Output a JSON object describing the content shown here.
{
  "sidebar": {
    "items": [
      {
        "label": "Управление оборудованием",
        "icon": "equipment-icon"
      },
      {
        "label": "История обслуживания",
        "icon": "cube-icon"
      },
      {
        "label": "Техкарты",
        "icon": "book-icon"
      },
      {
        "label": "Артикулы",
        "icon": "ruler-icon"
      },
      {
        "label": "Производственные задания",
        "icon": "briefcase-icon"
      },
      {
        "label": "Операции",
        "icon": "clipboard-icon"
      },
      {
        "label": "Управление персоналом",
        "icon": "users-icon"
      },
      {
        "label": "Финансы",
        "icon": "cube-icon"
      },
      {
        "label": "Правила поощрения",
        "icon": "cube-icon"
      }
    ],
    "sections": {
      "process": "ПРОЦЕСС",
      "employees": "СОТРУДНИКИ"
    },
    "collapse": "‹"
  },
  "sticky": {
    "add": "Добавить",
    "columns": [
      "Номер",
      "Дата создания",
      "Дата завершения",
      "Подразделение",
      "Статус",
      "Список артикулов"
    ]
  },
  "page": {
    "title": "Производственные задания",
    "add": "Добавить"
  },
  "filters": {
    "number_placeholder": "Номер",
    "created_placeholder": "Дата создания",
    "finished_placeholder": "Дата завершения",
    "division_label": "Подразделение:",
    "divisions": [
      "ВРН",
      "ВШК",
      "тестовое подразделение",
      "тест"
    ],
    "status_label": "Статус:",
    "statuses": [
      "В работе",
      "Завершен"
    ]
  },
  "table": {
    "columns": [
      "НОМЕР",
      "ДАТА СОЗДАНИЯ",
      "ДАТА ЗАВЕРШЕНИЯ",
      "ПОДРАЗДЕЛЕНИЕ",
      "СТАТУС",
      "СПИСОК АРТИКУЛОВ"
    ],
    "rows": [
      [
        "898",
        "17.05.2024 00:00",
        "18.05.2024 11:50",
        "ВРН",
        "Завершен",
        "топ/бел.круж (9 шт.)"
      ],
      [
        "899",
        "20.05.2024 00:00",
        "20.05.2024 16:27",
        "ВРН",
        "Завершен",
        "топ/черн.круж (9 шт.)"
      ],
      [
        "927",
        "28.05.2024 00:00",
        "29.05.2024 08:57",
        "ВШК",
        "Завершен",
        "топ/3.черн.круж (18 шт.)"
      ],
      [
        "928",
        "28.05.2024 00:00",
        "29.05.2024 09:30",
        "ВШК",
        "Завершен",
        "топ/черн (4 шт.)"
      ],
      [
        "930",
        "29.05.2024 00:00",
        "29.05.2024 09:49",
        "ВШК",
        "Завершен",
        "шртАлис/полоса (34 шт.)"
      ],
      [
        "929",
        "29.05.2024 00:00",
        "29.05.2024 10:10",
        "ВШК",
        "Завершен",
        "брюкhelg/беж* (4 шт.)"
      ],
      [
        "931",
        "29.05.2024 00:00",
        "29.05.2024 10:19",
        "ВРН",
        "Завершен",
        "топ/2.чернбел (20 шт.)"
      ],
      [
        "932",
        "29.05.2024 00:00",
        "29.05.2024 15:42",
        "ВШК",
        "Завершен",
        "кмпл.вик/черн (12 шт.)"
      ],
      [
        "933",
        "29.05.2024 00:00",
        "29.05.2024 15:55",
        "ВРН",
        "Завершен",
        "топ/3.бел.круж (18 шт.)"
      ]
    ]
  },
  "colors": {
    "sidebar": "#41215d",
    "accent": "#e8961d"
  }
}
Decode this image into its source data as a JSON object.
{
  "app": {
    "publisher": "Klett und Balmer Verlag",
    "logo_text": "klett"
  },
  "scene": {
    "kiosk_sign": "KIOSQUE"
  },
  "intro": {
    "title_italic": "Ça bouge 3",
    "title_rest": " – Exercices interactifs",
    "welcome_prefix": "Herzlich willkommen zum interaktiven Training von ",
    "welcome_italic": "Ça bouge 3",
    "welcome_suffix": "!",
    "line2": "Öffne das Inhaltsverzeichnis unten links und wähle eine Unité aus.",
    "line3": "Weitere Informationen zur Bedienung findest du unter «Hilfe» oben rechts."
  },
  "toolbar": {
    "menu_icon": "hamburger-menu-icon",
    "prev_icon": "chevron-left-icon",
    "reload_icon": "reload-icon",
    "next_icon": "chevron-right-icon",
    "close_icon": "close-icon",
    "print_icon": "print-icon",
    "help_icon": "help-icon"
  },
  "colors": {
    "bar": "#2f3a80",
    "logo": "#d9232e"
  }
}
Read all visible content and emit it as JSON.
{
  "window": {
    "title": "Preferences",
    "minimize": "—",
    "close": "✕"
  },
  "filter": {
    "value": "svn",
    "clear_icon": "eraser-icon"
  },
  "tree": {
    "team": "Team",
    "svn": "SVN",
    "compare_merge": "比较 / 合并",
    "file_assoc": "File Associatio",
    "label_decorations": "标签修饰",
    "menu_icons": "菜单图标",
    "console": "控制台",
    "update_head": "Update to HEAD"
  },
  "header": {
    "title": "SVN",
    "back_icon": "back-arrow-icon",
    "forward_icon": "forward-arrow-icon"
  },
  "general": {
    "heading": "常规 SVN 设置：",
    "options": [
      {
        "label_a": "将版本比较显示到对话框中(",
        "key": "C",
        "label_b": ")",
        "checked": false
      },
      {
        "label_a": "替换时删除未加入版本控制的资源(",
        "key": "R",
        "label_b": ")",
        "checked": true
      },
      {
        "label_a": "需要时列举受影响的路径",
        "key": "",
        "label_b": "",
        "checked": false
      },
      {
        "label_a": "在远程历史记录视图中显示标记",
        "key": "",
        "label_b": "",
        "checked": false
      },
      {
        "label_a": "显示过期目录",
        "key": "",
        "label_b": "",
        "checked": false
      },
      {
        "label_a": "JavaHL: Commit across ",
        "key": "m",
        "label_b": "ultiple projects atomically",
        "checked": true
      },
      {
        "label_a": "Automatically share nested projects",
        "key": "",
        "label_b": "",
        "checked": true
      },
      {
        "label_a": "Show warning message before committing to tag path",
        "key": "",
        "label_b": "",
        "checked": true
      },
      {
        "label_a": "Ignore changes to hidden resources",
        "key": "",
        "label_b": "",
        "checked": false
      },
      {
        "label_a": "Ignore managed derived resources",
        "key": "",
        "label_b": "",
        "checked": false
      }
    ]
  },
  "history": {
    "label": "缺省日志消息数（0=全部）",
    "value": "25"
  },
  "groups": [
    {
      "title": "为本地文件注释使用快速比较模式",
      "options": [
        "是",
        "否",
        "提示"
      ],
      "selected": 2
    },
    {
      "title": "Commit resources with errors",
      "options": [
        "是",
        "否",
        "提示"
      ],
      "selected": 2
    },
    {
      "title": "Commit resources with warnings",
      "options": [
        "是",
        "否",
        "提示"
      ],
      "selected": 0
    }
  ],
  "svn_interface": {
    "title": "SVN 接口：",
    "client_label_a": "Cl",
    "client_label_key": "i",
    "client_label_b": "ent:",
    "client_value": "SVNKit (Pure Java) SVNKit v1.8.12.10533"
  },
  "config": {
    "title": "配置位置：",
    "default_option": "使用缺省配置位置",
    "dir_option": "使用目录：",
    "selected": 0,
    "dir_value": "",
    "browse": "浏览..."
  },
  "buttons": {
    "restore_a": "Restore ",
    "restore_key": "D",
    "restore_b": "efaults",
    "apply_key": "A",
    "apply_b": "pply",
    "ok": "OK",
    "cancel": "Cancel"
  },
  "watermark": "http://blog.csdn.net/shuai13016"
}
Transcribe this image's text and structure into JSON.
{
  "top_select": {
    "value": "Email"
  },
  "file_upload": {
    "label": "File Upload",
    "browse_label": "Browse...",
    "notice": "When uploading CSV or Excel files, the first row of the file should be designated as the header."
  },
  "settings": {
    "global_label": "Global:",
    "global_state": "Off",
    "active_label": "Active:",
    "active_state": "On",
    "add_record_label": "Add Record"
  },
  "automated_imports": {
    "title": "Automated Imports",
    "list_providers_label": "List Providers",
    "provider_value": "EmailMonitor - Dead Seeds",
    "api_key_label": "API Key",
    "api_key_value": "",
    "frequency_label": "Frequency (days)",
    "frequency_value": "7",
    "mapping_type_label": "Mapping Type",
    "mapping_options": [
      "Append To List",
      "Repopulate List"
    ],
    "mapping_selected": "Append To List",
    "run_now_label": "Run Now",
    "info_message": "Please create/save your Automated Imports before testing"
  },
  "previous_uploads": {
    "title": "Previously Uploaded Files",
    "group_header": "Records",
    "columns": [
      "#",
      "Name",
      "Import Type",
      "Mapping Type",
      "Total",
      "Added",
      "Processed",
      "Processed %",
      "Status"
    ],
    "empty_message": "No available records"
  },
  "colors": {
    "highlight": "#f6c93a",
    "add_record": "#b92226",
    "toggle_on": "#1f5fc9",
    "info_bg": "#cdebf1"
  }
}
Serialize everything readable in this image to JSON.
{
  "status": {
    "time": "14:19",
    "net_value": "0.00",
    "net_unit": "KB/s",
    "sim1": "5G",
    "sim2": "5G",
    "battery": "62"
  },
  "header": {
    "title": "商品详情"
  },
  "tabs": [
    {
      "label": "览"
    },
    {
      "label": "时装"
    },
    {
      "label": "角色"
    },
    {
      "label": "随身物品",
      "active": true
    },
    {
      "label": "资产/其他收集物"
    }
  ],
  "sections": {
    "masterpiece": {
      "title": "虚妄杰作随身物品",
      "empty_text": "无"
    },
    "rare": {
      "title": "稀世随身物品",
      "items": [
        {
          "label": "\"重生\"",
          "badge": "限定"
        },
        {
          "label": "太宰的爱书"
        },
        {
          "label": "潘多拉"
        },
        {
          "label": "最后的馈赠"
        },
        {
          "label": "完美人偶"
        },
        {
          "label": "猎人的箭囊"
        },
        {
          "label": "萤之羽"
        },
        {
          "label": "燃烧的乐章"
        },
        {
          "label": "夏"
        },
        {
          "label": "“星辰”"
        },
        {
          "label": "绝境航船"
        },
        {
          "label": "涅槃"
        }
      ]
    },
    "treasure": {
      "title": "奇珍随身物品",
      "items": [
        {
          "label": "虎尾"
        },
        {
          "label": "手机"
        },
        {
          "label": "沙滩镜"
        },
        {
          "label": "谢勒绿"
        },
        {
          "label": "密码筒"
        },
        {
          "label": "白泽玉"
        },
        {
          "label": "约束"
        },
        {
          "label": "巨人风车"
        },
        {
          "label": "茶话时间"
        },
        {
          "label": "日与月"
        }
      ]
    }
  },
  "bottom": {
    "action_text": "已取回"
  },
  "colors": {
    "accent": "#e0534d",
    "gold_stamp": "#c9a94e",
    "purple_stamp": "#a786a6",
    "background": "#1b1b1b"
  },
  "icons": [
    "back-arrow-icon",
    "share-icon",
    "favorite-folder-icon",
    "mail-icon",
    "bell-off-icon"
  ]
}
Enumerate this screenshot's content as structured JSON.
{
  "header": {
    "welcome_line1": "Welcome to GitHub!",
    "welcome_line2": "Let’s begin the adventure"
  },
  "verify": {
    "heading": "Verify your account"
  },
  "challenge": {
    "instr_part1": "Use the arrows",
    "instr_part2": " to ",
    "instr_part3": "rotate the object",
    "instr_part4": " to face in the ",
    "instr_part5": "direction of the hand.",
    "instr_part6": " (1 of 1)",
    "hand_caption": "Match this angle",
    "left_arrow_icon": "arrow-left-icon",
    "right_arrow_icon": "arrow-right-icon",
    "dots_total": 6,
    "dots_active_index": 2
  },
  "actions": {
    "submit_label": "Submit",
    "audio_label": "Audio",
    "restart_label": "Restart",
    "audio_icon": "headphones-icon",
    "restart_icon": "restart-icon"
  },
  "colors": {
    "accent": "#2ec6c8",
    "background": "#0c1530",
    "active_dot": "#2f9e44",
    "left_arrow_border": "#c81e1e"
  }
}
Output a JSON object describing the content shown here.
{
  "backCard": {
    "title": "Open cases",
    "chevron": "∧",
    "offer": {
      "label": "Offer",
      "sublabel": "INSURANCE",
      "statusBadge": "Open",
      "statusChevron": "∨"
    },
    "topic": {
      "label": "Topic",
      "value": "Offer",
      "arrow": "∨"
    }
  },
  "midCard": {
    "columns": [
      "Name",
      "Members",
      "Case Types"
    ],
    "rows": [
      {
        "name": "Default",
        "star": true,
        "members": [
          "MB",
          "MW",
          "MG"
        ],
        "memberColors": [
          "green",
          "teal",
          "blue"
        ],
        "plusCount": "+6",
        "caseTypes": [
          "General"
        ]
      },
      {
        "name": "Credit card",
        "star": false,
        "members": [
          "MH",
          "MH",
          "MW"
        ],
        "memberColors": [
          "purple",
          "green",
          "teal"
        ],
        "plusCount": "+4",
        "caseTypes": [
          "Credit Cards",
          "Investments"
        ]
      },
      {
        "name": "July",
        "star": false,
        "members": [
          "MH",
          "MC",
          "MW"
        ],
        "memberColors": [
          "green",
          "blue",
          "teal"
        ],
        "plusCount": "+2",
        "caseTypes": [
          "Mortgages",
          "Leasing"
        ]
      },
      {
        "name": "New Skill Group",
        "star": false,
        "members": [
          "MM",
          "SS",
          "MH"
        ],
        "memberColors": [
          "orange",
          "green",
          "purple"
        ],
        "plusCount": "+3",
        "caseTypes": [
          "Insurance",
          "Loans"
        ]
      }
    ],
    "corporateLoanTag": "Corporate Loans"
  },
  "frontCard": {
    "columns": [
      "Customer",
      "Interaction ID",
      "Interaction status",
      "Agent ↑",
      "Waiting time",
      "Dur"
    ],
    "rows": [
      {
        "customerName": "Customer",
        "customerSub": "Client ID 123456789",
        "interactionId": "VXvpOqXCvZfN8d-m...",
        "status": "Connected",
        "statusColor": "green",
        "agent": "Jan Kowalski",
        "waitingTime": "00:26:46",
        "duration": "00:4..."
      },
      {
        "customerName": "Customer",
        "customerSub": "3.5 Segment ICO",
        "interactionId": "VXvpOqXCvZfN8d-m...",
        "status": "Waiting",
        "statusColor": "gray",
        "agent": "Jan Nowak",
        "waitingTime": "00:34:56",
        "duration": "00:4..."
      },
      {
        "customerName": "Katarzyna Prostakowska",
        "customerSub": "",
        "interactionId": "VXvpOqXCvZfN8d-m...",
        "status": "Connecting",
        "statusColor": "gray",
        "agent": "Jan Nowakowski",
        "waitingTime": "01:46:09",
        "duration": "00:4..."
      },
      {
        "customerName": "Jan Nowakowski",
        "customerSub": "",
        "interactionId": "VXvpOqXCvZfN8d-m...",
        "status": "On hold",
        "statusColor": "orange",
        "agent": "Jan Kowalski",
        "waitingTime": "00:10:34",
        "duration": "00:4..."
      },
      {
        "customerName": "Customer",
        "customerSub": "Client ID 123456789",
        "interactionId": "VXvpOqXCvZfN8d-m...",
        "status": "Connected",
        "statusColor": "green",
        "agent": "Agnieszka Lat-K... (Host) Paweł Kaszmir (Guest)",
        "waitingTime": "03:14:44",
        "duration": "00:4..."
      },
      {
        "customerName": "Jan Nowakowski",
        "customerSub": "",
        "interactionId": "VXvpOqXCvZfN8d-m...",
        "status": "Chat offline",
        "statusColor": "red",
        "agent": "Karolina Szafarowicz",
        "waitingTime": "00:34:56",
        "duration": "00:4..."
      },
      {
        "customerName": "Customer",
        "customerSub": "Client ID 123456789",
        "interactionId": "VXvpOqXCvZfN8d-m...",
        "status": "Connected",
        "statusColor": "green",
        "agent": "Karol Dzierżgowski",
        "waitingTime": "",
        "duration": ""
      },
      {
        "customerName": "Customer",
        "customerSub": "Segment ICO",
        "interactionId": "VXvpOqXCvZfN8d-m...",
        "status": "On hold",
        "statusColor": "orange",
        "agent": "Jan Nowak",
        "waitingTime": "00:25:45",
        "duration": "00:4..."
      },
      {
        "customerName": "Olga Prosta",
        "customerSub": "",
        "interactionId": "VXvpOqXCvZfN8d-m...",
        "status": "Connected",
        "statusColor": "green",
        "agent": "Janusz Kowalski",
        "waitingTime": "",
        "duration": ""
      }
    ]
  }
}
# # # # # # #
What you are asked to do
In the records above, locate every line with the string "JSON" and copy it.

Expected output
Output a JSON object describing the content shown here.
Decode this image into its source data as a JSON object.
Read all visible content and emit it as JSON.
Transcribe this image's text and structure into JSON.
Serialize everything readable in this image to JSON.
Enumerate this screenshot's content as structured JSON.
Output a JSON object describing the content shown here.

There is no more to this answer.